The new classification of glyphosate by IARC as a potential carcinogen is aimed mainly at industrial use of glyphosate. Its use by home gardeners is not considered a risk by the IARC. Details of the review have not yet been published only a short paper announcing the decision was published in Lancet Oncology (a British Medical Journal). The IARC said there was "limited evidence" in humans that the herbicide can cause non-Hodgkin’s lymphoma and there is convincing evidence that glyphosate can also cause other forms of cancer in rats and mice. Glyphosate has been found in the blood and urine of agricultural workers, showing the chemical has been absorbed by the body. Glyphosate was classified as a probable carcinogen in the same category of cancer risk as things like anabolic steroids, working as a hairdresser and shift work.
Glyphosate (N-phosphonomethylglycine), the active ingredient in the herbicide Roundup that is manufactured by Monsanto (though the formulation is no longer under patent) is the most popular herbicide in use today in the United States, and increasingly throughout the World. Today, Americans spray an estimated 180-185 million pounds of the weed killer, on their yards and farms every year. All the acute toxicity tests have indicated glyphosate is nearly nontoxic to mammals. Thus, it has been assumed that any residues of glyphosate that are ingested from food sources or by farm workers are safe. As a consequence, measurement of its presence in food is practically nonexistent. Glyphosate and its metabolite aminomethylpholphonic acid (AMPA) have not been covered in the reports from the Center for Disease Control on Human Exposure to Environmental Chemicals, so human exposure has not been measured.
Monsanto and industry experts have submitted a review of their studies and believe that glyphosate has been proved safe to humans and the environment.
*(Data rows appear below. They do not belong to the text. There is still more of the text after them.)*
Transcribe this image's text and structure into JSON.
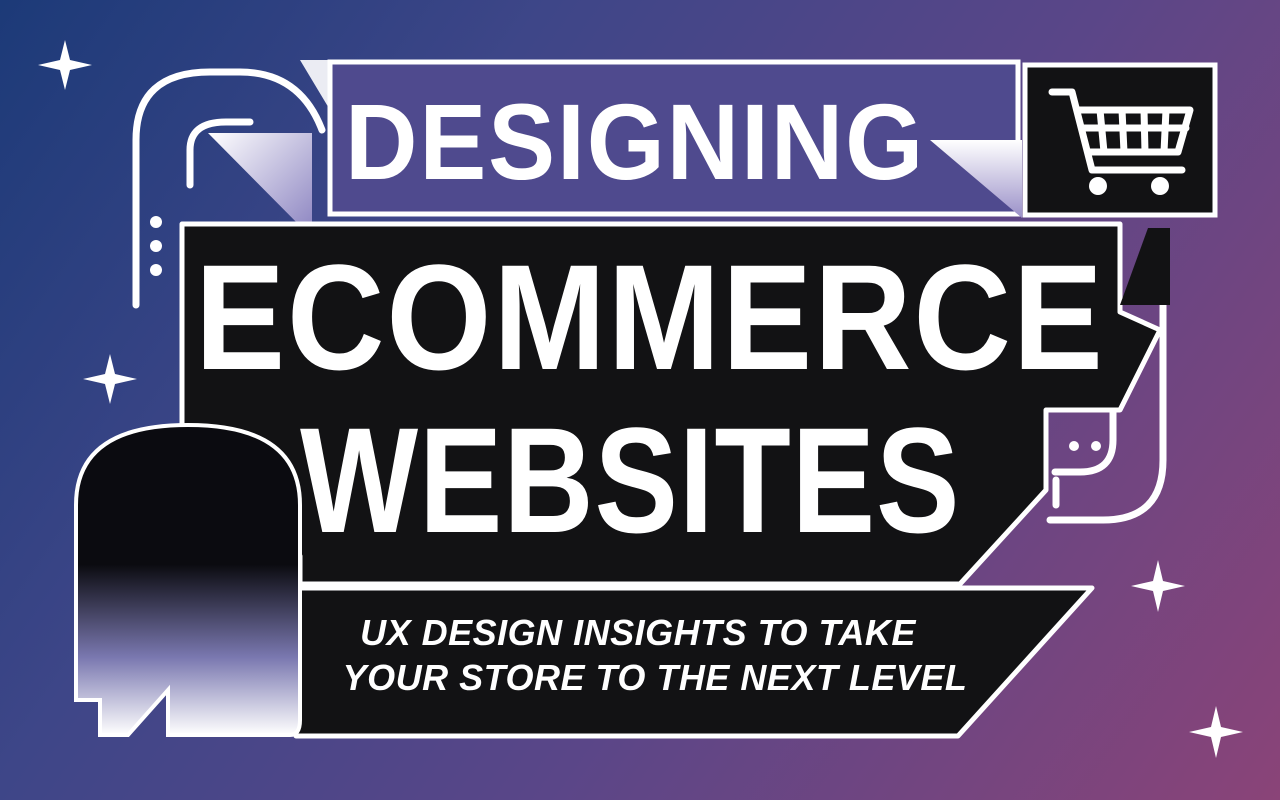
{
  "banner": {
    "line1": "DESIGNING",
    "line2": "ECOMMERCE",
    "line3": "WEBSITES",
    "subtitle_line1": "UX DESIGN INSIGHTS TO TAKE",
    "subtitle_line2": "YOUR STORE TO THE NEXT LEVEL"
  },
  "icons": [
    "shopping-cart-icon",
    "sparkle-icon",
    "dots-icon",
    "pipe-decoration",
    "arch-silhouette"
  ],
  "colors": {
    "bg_start": "#1c3a78",
    "bg_end": "#8a4478",
    "panel": "#121214",
    "accent_purple": "#5a4a90",
    "text": "#ffffff"
  }
}
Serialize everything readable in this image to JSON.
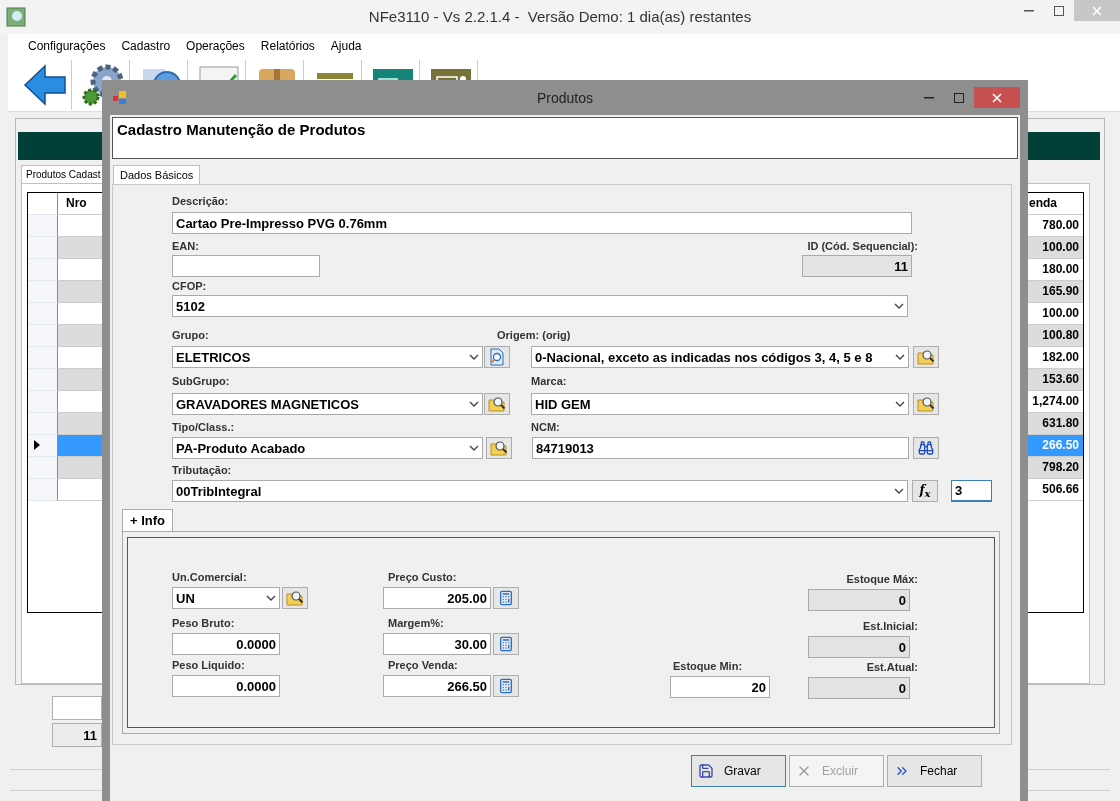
{
  "window": {
    "title": "NFe3110 - Vs 2.2.1.4 -  Versão Demo: 1 dia(as) restantes"
  },
  "menu": [
    "Configurações",
    "Cadastro",
    "Operações",
    "Relatórios",
    "Ajuda"
  ],
  "main": {
    "tab": {
      "label": "Produtos Cadast",
      "selected": true
    },
    "grid": {
      "columns": [
        "Nro",
        "enda"
      ],
      "rows": [
        {
          "selected": false,
          "value": "780.00"
        },
        {
          "selected": false,
          "value": "100.00"
        },
        {
          "selected": false,
          "value": "180.00"
        },
        {
          "selected": false,
          "value": "165.90"
        },
        {
          "selected": false,
          "value": "100.00"
        },
        {
          "selected": false,
          "value": "100.80"
        },
        {
          "selected": false,
          "value": "182.00"
        },
        {
          "selected": false,
          "value": "153.60"
        },
        {
          "selected": false,
          "value": "1,274.00"
        },
        {
          "selected": false,
          "value": "631.80"
        },
        {
          "selected": true,
          "value": "266.50"
        },
        {
          "selected": false,
          "value": "798.20"
        },
        {
          "selected": false,
          "value": "506.66"
        }
      ]
    },
    "footer_count": "11"
  },
  "dialog": {
    "title": "Produtos",
    "header": "Cadastro Manutenção de Produtos",
    "tabs": [
      {
        "label": "Dados Básicos",
        "selected": true
      }
    ],
    "basic": {
      "descricao": {
        "label": "Descrição:",
        "value": "Cartao Pre-Impresso PVG 0.76mm"
      },
      "ean": {
        "label": "EAN:"
      },
      "id": {
        "label": "ID (Cód. Sequencial):",
        "value": "11"
      },
      "cfop": {
        "label": "CFOP:",
        "value": "5102"
      },
      "grupo": {
        "label": "Grupo:",
        "value": "ELETRICOS"
      },
      "origem": {
        "label": "Origem: (orig)",
        "value": "0-Nacional, exceto as indicadas nos códigos 3, 4, 5 e 8"
      },
      "subgrupo": {
        "label": "SubGrupo:",
        "value": "GRAVADORES MAGNETICOS"
      },
      "marca": {
        "label": "Marca:",
        "value": "HID GEM"
      },
      "tipo": {
        "label": "Tipo/Class.:",
        "value": "PA-Produto Acabado"
      },
      "ncm": {
        "label": "NCM:",
        "value": "84719013"
      },
      "tributacao": {
        "label": "Tributação:",
        "value": "00TribIntegral"
      },
      "formula_button": "f$_{x}$",
      "tributacao_code": {
        "value": "3",
        "focused": true
      }
    },
    "info_tab": {
      "label": "+ Info",
      "selected": true
    },
    "info": {
      "un_comercial": {
        "label": "Un.Comercial:",
        "value": "UN"
      },
      "peso_bruto": {
        "label": "Peso Bruto:",
        "value": "0.0000"
      },
      "peso_liquido": {
        "label": "Peso Liquido:",
        "value": "0.0000"
      },
      "preco_custo": {
        "label": "Preço Custo:",
        "value": "205.00"
      },
      "margem": {
        "label": "Margem%:",
        "value": "30.00"
      },
      "preco_venda": {
        "label": "Preço Venda:",
        "value": "266.50"
      },
      "estoque_min": {
        "label": "Estoque Min:",
        "value": "20"
      },
      "estoque_max": {
        "label": "Estoque Máx:",
        "value": "0"
      },
      "est_inicial": {
        "label": "Est.Inicial:",
        "value": "0"
      },
      "est_atual": {
        "label": "Est.Atual:",
        "value": "0"
      }
    },
    "buttons": [
      {
        "kind": "save",
        "label": "Gravar",
        "default": true,
        "disabled": false
      },
      {
        "kind": "delete",
        "label": "Excluir",
        "default": false,
        "disabled": true
      },
      {
        "kind": "close",
        "label": "Fechar",
        "default": false,
        "disabled": false
      }
    ]
  }
}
Nonetheless, there have been for some time a minority of scientists and experts in the United States who believe that glyphosate may instead be much more toxic than is claimed by Monsanto. In 2013 a report was published in the online journal Entropy presented a rational scientific argument based on the systematic search of the literature and possible pathways of impact that led the authors to argue that many of the health problems that appear to be associated with a Western diet could be explained by biological disruptions that have been attributed to glyphosate. These include digestive issues, obesity, autism, Alzheimer’s disease, depression, Parkinson’s disease, liver diseases, and cancer.
In humans, only small amounts (~2%) of ingested glyphosate are metabolized to AMPA, and the rest enters the blood stream and is eliminated through the urine. The philosophy that tiny amounts of chemicals are of no health consequence has been the cornerstone of toxicology and regulation, but that has recently come into question with our increased ability to measure trace amounts of chemicals. For many environmental chemicals, more research is needed to determine whether exposure at the extremely low levels is a cause for health concern. Since 2000 there has been widespread adoption in the U.S. of Roundup Ready® (RR) crops, for the production of soy, beet sugar, and corn increasing the use of glyphosate. Confined animal feeding operations (CAFOs) are used to produce corn feed animals that produce meat. Glyphosate has become ubiquitous in our industrial food supply and warrants more testing rather than just a re-examination of older studies that were somewhat ambiguous in their results.